- Do not try to get the person to “walk it off,” because their impaired physical coordination could result in falls or other accidents.
- Do not attempt to give the person a cold shower, because this could increase the risk of hypothermia.
- Do not let the person simply “sleep it off” because alcohol is probably still digesting into their bloodstream and symptoms could get much worse.
- Do not leave the person by themselves.
- Do not allow the person to consume more alcohol.
Once the person is at the hospital, they will receive medical treatment and be monitored until doctors are sure the alcohol has been processed out of their system and no residual damage is present that should be addressed.
Medical assistance for alcohol poisoning may include:
- Monitoring by physicians and nurses
- Intubating or other means to prevent choking and allow breathing
- Oxygen therapy
- Intravenous fluids for rehydration
- Vitamins and glucose to increase blood sugar and prevent seizures
- Stomach pumping to remove any alcohol remaining in the stomach
How to Avoid Alcohol Poisoning
There are a handful of steps that everyone can take to prevent alcohol poisoning, including the following:
- Drink in moderation and stick to one drink per hour.
- Drink water after or with every drink, if possible.
- Do not drink on an empty stomach.
- Avoid drinking games or situations where there will be pressure to drink excessively.
- Do not combine alcohol with other substances, including prescription medications.
Getting Help After Alcohol Poisoning
If a person seems to be suffering and has signs of alcohol poisoning, it does not necessarily mean that alcoholism is present. However, people struggling with an alcohol use disorder do have an increased risk of experiencing alcohol poisoning.
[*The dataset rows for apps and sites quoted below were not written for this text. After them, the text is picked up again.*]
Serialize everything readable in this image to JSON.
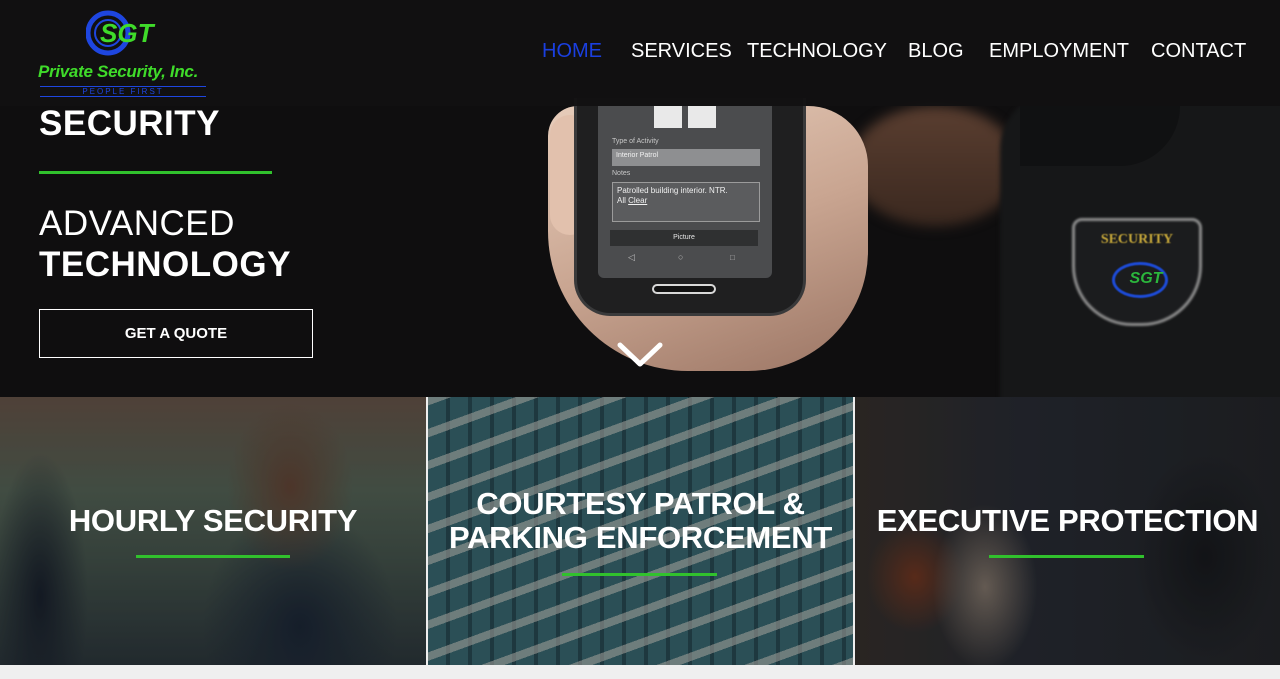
{
  "header": {
    "logo": {
      "mark_text": "SGT",
      "company_name": "Private Security, Inc.",
      "tagline": "PEOPLE FIRST"
    },
    "nav": [
      {
        "label": "HOME",
        "active": true
      },
      {
        "label": "SERVICES",
        "active": false
      },
      {
        "label": "TECHNOLOGY",
        "active": false
      },
      {
        "label": "BLOG",
        "active": false
      },
      {
        "label": "EMPLOYMENT",
        "active": false
      },
      {
        "label": "CONTACT",
        "active": false
      }
    ]
  },
  "hero": {
    "title_top": "SECURITY",
    "title_light": "ADVANCED",
    "title_bold": "TECHNOLOGY",
    "cta_label": "GET A QUOTE",
    "scroll_icon": "chevron-down-icon",
    "phone_screen": {
      "activity_label": "Type of Activity",
      "activity_value": "Interior Patrol",
      "notes_label": "Notes",
      "notes_line1": "Patrolled building interior.  NTR.",
      "notes_line2a": "All ",
      "notes_line2b": "Clear",
      "picture_button": "Picture"
    },
    "patch": {
      "title": "SECURITY",
      "logo_text": "SGT"
    }
  },
  "services": [
    {
      "title": "HOURLY SECURITY"
    },
    {
      "title_line1": "COURTESY PATROL &",
      "title_line2": "PARKING ENFORCEMENT"
    },
    {
      "title": "EXECUTIVE PROTECTION"
    }
  ],
  "colors": {
    "accent_green": "#31c12d",
    "nav_active_blue": "#1a3fe0",
    "logo_green": "#3fdb2a",
    "logo_blue": "#1e46e0",
    "header_bg": "#111011"
  }
}
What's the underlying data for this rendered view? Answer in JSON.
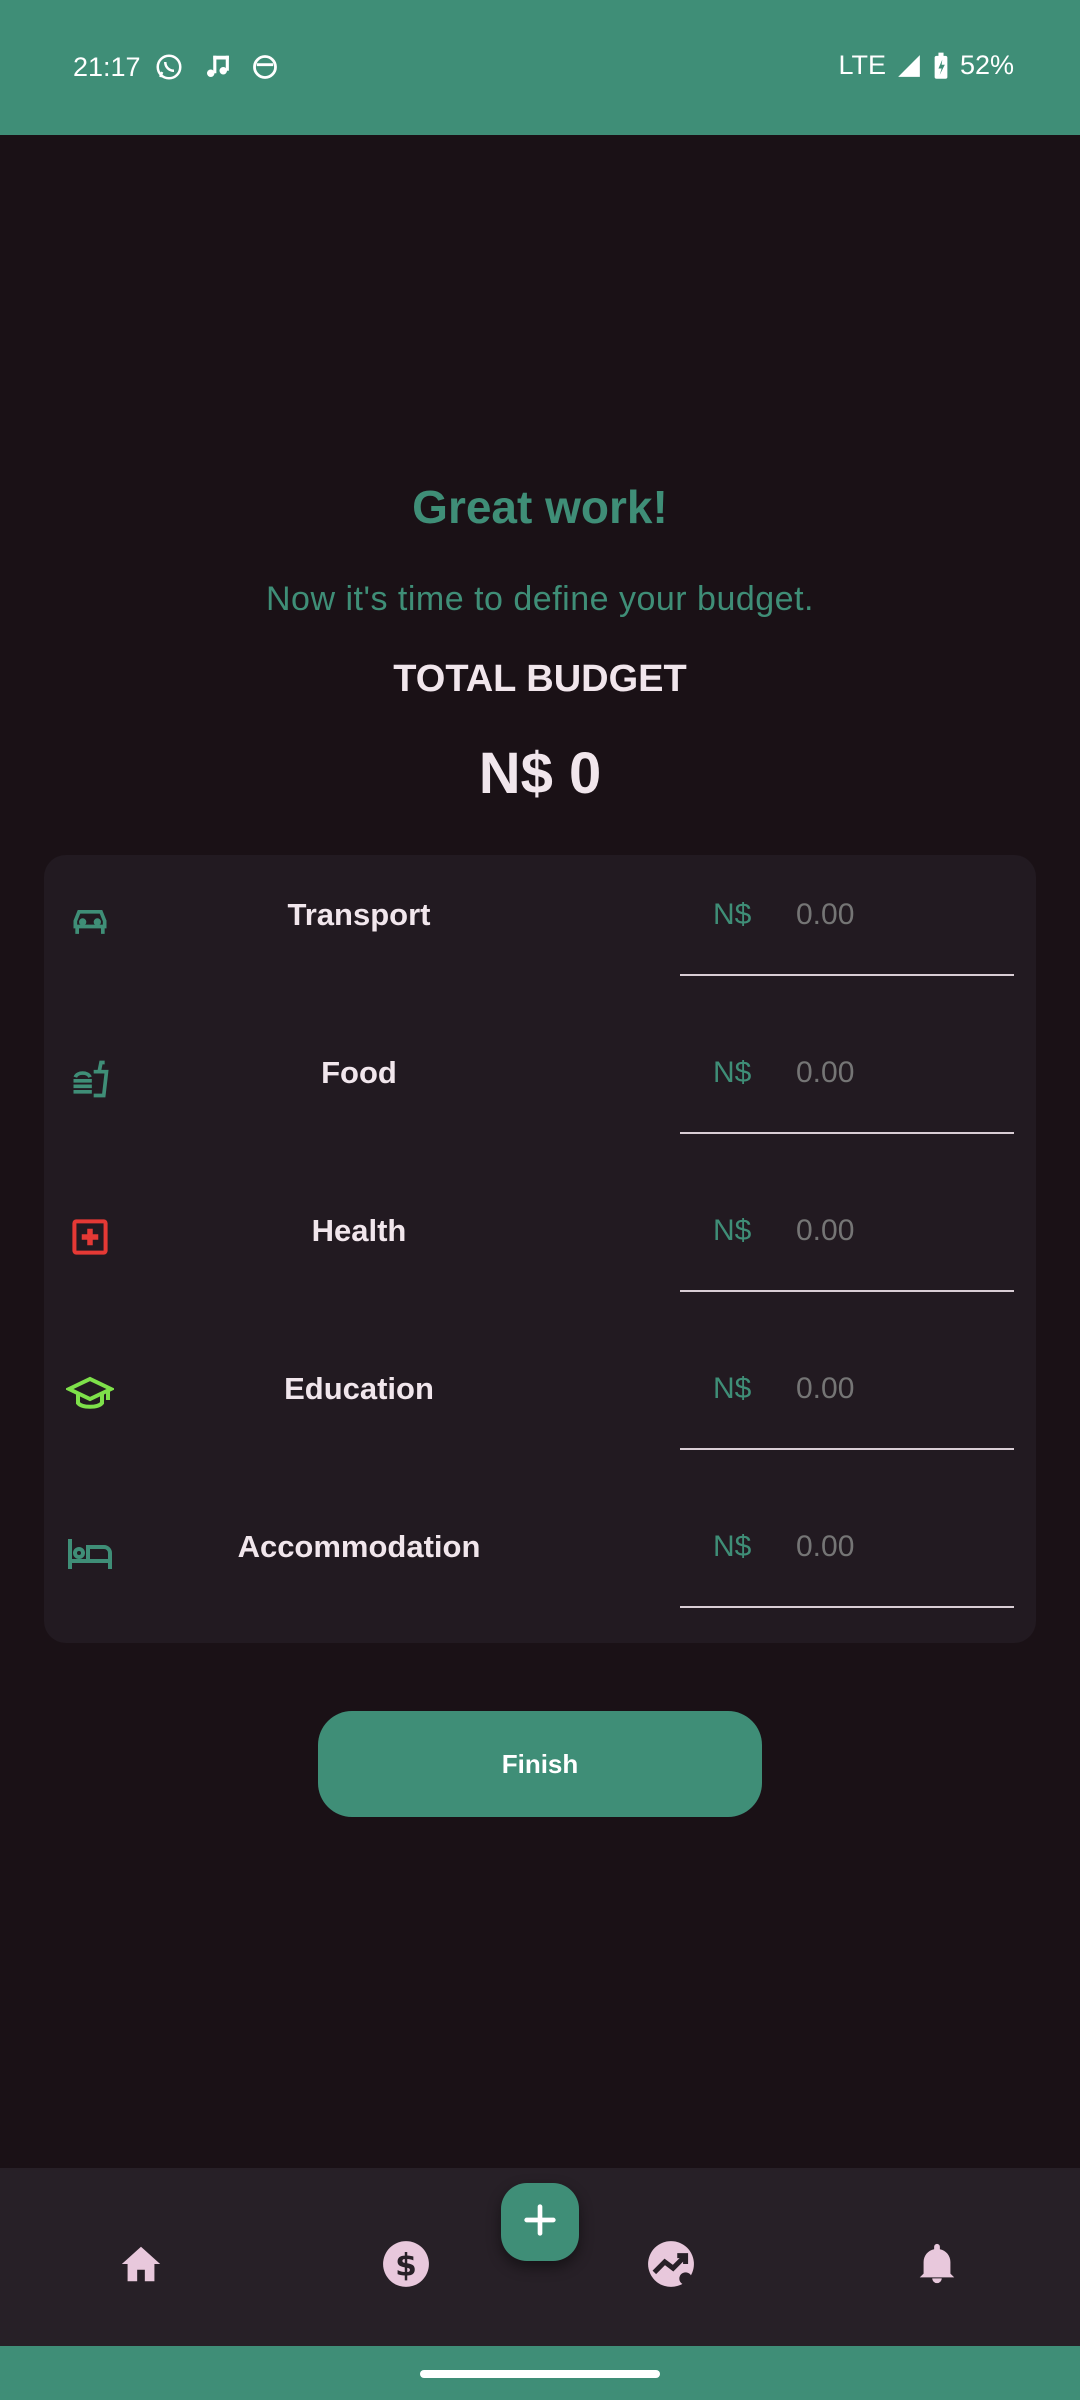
{
  "status_bar": {
    "time": "21:17",
    "network": "LTE",
    "battery": "52%",
    "notification_icons": [
      "whatsapp-icon",
      "music-icon",
      "face-icon"
    ]
  },
  "header": {
    "title": "Great work!",
    "subtitle": "Now it's time to define your budget.",
    "total_label": "TOTAL BUDGET",
    "total_value": "N$ 0"
  },
  "categories": [
    {
      "label": "Transport",
      "currency": "N$",
      "amount": "0.00",
      "icon": "car-icon",
      "icon_color": "#3f8e77"
    },
    {
      "label": "Food",
      "currency": "N$",
      "amount": "0.00",
      "icon": "fastfood-icon",
      "icon_color": "#3f8e77"
    },
    {
      "label": "Health",
      "currency": "N$",
      "amount": "0.00",
      "icon": "medical-icon",
      "icon_color": "#e53935"
    },
    {
      "label": "Education",
      "currency": "N$",
      "amount": "0.00",
      "icon": "graduation-cap-icon",
      "icon_color": "#7ee04a"
    },
    {
      "label": "Accommodation",
      "currency": "N$",
      "amount": "0.00",
      "icon": "bed-icon",
      "icon_color": "#3f8e77"
    }
  ],
  "actions": {
    "finish_label": "Finish"
  },
  "bottom_nav": {
    "items": [
      "home-icon",
      "dollar-icon",
      "add-icon",
      "chart-icon",
      "bell-icon"
    ]
  },
  "colors": {
    "accent": "#3f8e77",
    "background": "#1a1116",
    "card": "#221a21",
    "nav_icon": "#e8c8dc"
  }
}
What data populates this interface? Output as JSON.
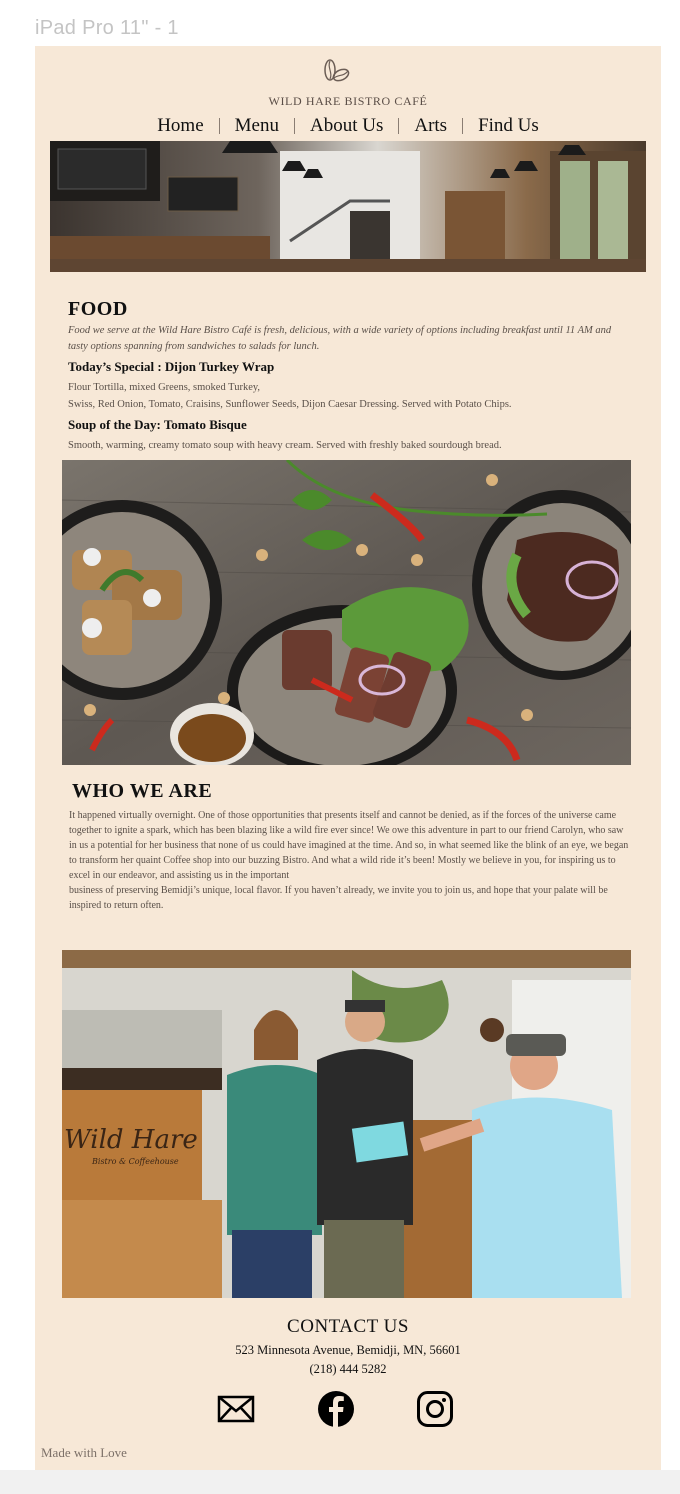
{
  "frame": {
    "label": "iPad Pro 11\" - 1"
  },
  "header": {
    "brand": "WILD HARE BISTRO CAFÉ",
    "nav": [
      "Home",
      "Menu",
      "About Us",
      "Arts",
      "Find Us"
    ]
  },
  "food": {
    "title": "FOOD",
    "intro": "Food we serve at the Wild Hare Bistro Café is fresh, delicious, with a wide variety of options including breakfast until 11 AM and tasty options spanning from sandwiches to salads for lunch.",
    "special_title": "Today’s Special : Dijon Turkey Wrap",
    "special_line1": "Flour Tortilla, mixed Greens, smoked Turkey,",
    "special_line2": "Swiss, Red Onion, Tomato, Craisins, Sunflower Seeds, Dijon Caesar Dressing. Served with Potato Chips.",
    "soup_title": "Soup of the Day: Tomato Bisque",
    "soup_desc": "Smooth, warming, creamy tomato soup with heavy cream. Served with freshly baked sourdough bread."
  },
  "who": {
    "title": "WHO WE ARE",
    "para1": "It happened virtually overnight. One of those opportunities that presents itself and cannot be denied, as if the forces of the universe came together to ignite a spark, which has been blazing like a wild fire ever since! We owe this adventure in part to our friend Carolyn, who saw in us a potential for her business that none of us could have imagined at the time. And so, in what seemed like the blink of an eye, we began to transform her quaint Coffee shop into our buzzing Bistro. And what a wild ride it’s been! Mostly we believe in you, for inspiring us to excel in our endeavor, and assisting us in the important",
    "para2": "business of preserving Bemidji’s unique, local flavor. If you haven’t already, we invite you to join us, and hope that your palate will be inspired to return often.",
    "sign_text": "Wild Hare",
    "sign_sub": "Bistro & Coffeehouse"
  },
  "contact": {
    "title": "CONTACT US",
    "address": "523 Minnesota Avenue, Bemidji, MN, 56601",
    "phone": "(218) 444 5282",
    "icons": [
      "mail-icon",
      "facebook-icon",
      "instagram-icon"
    ]
  },
  "footer": {
    "text": "Made with Love"
  }
}
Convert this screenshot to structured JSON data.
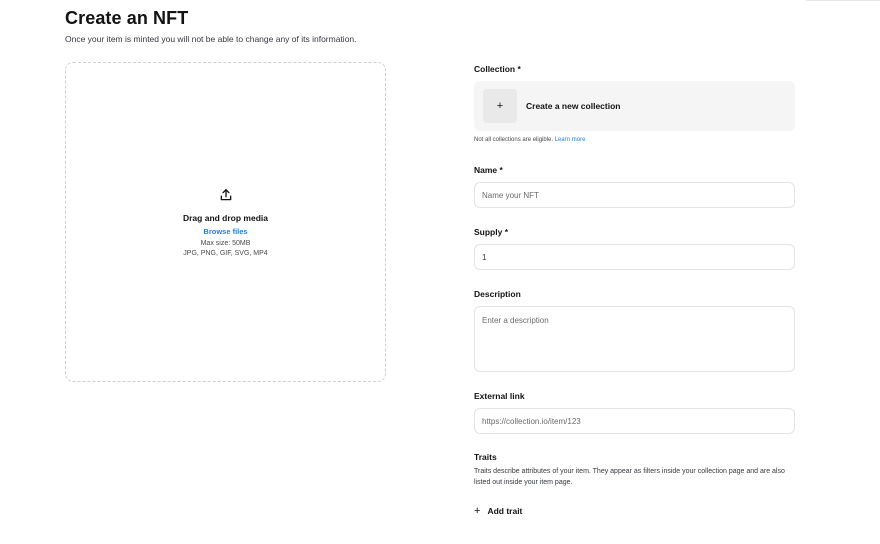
{
  "header": {
    "title": "Create an NFT",
    "subtitle": "Once your item is minted you will not be able to change any of its information."
  },
  "dropzone": {
    "title": "Drag and drop media",
    "browse_label": "Browse files",
    "max_size": "Max size: 50MB",
    "formats": "JPG, PNG, GIF, SVG, MP4",
    "icon": "upload-icon"
  },
  "form": {
    "collection": {
      "label": "Collection *",
      "create_label": "Create a new collection",
      "create_icon": "+",
      "hint_text": "Not all collections are eligible.",
      "hint_link": "Learn more"
    },
    "name": {
      "label": "Name *",
      "placeholder": "Name your NFT",
      "value": ""
    },
    "supply": {
      "label": "Supply *",
      "value": "1"
    },
    "description": {
      "label": "Description",
      "placeholder": "Enter a description",
      "value": ""
    },
    "external_link": {
      "label": "External link",
      "placeholder": "https://collection.io/item/123",
      "value": ""
    },
    "traits": {
      "label": "Traits",
      "description": "Traits describe attributes of your item. They appear as filters inside your collection page and are also listed out inside your item page.",
      "add_label": "Add trait",
      "add_icon": "+"
    }
  },
  "colors": {
    "link": "#2081e2",
    "card_bg": "#f5f5f5",
    "border": "#e4e4e4"
  }
}
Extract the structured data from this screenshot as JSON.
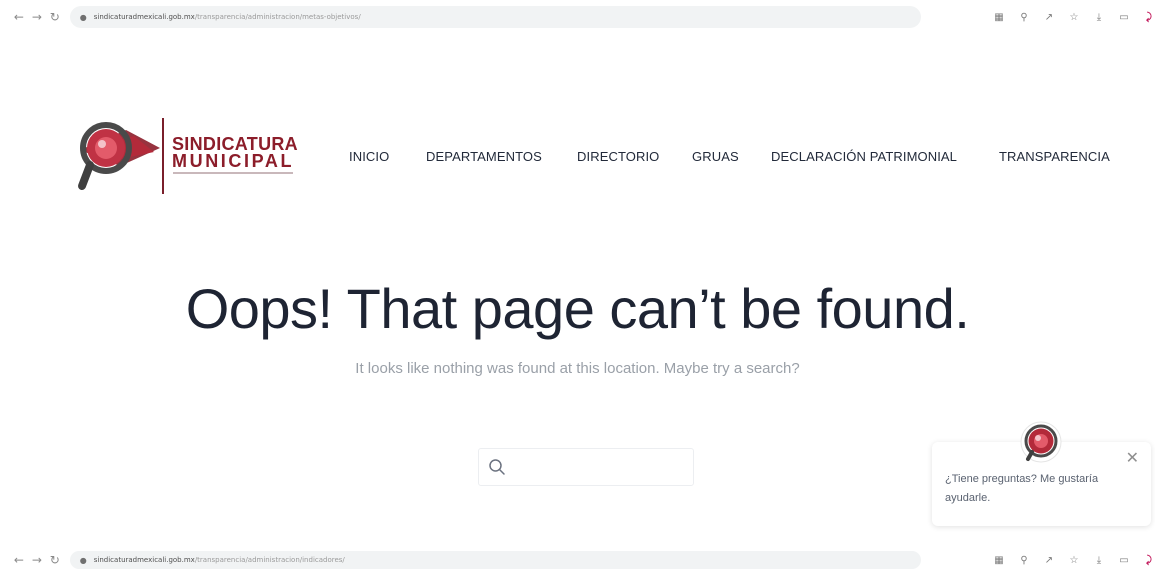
{
  "browser_top": {
    "url_host": "sindicaturadmexicali.gob.mx",
    "url_path": "/transparencia/administracion/metas-objetivos/"
  },
  "browser_bottom": {
    "url_host": "sindicaturadmexicali.gob.mx",
    "url_path": "/transparencia/administracion/indicadores/"
  },
  "toolbar_icons": [
    "translate-icon",
    "zoom-icon",
    "share-icon",
    "star-icon",
    "download-icon",
    "tab-icon",
    "extension-icon"
  ],
  "logo": {
    "line1": "SINDICATURA",
    "line2": "MUNICIPAL"
  },
  "nav": {
    "items": [
      "INICIO",
      "DEPARTAMENTOS",
      "DIRECTORIO",
      "GRUAS",
      "DECLARACIÓN PATRIMONIAL",
      "TRANSPARENCIA"
    ]
  },
  "error_page": {
    "title": "Oops! That page can’t be found.",
    "subtitle": "It looks like nothing was found at this location. Maybe try a search?"
  },
  "search": {
    "placeholder": "",
    "value": ""
  },
  "chat": {
    "message": "¿Tiene preguntas? Me gustaría ayudarle."
  },
  "colors": {
    "brand": "#8c1d2a",
    "text_dark": "#1e2433",
    "text_muted": "#9aa0a8"
  }
}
Rehab programs, such as those offered by Harmony Treatment and Wellness, can help those in need to recover from alcohol abuse fully. Using an integrated approach to addiction, we employ evidence-based services essential to recovery, including psychotherapy, counseling, and group support.
Our compassionate medical and mental health providers deliver these services to clients with care and expertise. We can help you reclaim the fulfilling life you deserve! Contact us today to find out how!